Task directions:
Extract each line of the records below that contains the word "tuntia".

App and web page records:

- Opening Delimiter -

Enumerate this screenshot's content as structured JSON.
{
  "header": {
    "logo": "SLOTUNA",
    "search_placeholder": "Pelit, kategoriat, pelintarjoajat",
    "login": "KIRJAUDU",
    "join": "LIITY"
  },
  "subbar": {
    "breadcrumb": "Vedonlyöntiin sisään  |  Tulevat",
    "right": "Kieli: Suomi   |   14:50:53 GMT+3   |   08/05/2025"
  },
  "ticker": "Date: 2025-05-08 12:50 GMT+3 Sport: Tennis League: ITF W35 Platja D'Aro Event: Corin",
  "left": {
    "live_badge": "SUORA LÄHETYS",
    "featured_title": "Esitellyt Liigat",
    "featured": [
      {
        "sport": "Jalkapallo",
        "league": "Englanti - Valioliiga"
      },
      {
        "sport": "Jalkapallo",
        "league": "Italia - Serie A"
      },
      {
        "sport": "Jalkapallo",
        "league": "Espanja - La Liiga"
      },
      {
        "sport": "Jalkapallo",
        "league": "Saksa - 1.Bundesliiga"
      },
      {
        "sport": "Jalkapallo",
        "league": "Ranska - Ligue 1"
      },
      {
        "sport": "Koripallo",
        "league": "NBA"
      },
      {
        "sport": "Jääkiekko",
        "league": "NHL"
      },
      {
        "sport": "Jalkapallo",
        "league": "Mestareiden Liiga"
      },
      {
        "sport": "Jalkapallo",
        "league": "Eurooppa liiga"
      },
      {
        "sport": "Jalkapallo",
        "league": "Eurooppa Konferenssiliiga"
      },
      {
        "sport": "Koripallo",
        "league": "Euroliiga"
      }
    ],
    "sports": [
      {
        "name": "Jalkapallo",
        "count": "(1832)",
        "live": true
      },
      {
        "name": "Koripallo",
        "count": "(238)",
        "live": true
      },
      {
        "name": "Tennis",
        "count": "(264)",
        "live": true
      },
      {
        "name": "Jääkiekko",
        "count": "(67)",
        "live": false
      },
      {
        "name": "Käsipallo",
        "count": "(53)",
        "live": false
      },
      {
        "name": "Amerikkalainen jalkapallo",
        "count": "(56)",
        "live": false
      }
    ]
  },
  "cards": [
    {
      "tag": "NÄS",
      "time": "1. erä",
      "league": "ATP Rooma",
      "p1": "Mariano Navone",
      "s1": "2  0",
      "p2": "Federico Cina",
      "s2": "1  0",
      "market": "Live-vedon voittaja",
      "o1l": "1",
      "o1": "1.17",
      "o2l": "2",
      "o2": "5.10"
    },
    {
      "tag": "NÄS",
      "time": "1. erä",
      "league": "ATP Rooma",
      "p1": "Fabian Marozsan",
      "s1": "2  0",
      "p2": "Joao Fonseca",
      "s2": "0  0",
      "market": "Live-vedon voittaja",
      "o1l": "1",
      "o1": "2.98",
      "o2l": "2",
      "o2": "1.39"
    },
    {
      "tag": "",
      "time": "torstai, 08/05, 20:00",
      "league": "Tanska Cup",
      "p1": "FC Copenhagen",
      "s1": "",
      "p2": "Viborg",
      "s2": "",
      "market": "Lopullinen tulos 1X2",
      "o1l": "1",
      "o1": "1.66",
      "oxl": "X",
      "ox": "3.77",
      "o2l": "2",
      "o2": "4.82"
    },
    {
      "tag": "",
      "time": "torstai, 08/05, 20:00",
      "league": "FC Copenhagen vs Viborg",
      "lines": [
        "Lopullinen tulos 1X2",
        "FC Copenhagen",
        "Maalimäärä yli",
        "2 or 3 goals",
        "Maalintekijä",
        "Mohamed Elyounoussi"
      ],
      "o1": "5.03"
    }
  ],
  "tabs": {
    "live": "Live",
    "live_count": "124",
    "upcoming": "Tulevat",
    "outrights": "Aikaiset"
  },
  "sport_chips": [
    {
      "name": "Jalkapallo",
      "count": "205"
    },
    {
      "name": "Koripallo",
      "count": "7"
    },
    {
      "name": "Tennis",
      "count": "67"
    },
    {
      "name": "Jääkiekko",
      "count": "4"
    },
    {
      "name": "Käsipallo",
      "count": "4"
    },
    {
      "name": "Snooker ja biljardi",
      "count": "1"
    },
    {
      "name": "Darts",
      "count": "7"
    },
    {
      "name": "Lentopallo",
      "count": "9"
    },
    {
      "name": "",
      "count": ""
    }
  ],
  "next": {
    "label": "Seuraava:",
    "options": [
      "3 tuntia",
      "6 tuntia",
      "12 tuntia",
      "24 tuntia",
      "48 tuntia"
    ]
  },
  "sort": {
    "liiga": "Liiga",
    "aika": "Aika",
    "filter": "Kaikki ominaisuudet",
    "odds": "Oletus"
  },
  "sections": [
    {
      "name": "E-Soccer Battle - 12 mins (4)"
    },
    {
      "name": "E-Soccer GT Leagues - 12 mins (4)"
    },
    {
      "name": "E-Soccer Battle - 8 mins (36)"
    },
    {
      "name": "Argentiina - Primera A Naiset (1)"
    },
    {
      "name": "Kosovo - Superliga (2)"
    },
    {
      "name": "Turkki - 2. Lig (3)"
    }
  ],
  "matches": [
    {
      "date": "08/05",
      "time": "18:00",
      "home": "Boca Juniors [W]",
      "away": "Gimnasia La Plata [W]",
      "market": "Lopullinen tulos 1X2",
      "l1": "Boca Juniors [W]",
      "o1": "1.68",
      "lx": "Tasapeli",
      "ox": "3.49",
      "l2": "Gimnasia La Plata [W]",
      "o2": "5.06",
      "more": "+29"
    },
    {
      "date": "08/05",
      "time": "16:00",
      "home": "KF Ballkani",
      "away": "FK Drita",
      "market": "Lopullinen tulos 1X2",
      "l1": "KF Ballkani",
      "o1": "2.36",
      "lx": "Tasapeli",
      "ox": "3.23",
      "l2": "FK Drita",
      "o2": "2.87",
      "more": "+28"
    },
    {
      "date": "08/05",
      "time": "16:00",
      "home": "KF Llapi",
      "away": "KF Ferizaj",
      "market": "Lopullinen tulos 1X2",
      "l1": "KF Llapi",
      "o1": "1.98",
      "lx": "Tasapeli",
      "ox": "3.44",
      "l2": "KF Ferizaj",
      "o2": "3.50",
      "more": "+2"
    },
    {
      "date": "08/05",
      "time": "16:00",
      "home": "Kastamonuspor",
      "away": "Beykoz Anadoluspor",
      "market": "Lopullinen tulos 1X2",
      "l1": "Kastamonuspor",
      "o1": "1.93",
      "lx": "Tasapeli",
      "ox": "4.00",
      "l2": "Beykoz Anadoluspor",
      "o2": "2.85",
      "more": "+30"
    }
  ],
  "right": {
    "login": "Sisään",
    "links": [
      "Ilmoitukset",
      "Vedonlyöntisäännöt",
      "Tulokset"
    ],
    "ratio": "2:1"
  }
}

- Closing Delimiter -

Exercise output:
      "3 tuntia",
      "6 tuntia",
      "12 tuntia",
      "24 tuntia",
      "48 tuntia"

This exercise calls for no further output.